━━━━━ Material for this task
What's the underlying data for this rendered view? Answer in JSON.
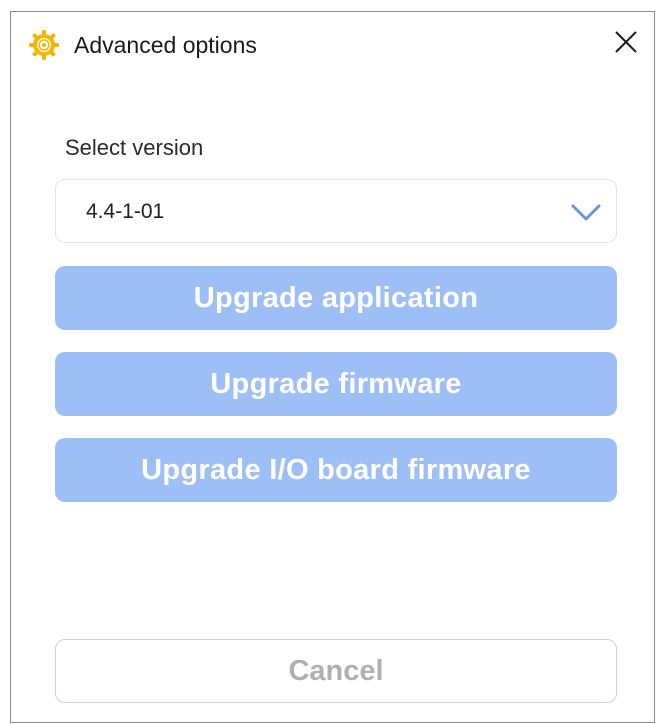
{
  "window": {
    "title": "Advanced options",
    "app_icon": "gear-sun-icon",
    "close_icon": "close-icon"
  },
  "version": {
    "label": "Select version",
    "selected": "4.4-1-01",
    "chevron_icon": "chevron-down-icon"
  },
  "actions": {
    "upgrade_application": "Upgrade application",
    "upgrade_firmware": "Upgrade firmware",
    "upgrade_io_firmware": "Upgrade I/O board firmware"
  },
  "footer": {
    "cancel_label": "Cancel"
  },
  "colors": {
    "accent_disabled": "#9ebff5",
    "icon_yellow": "#f2b705",
    "chevron_blue": "#6b93d8"
  }
}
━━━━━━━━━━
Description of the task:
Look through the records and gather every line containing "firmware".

Output:
    "upgrade_firmware": "Upgrade firmware",
    "upgrade_io_firmware": "Upgrade I/O board firmware"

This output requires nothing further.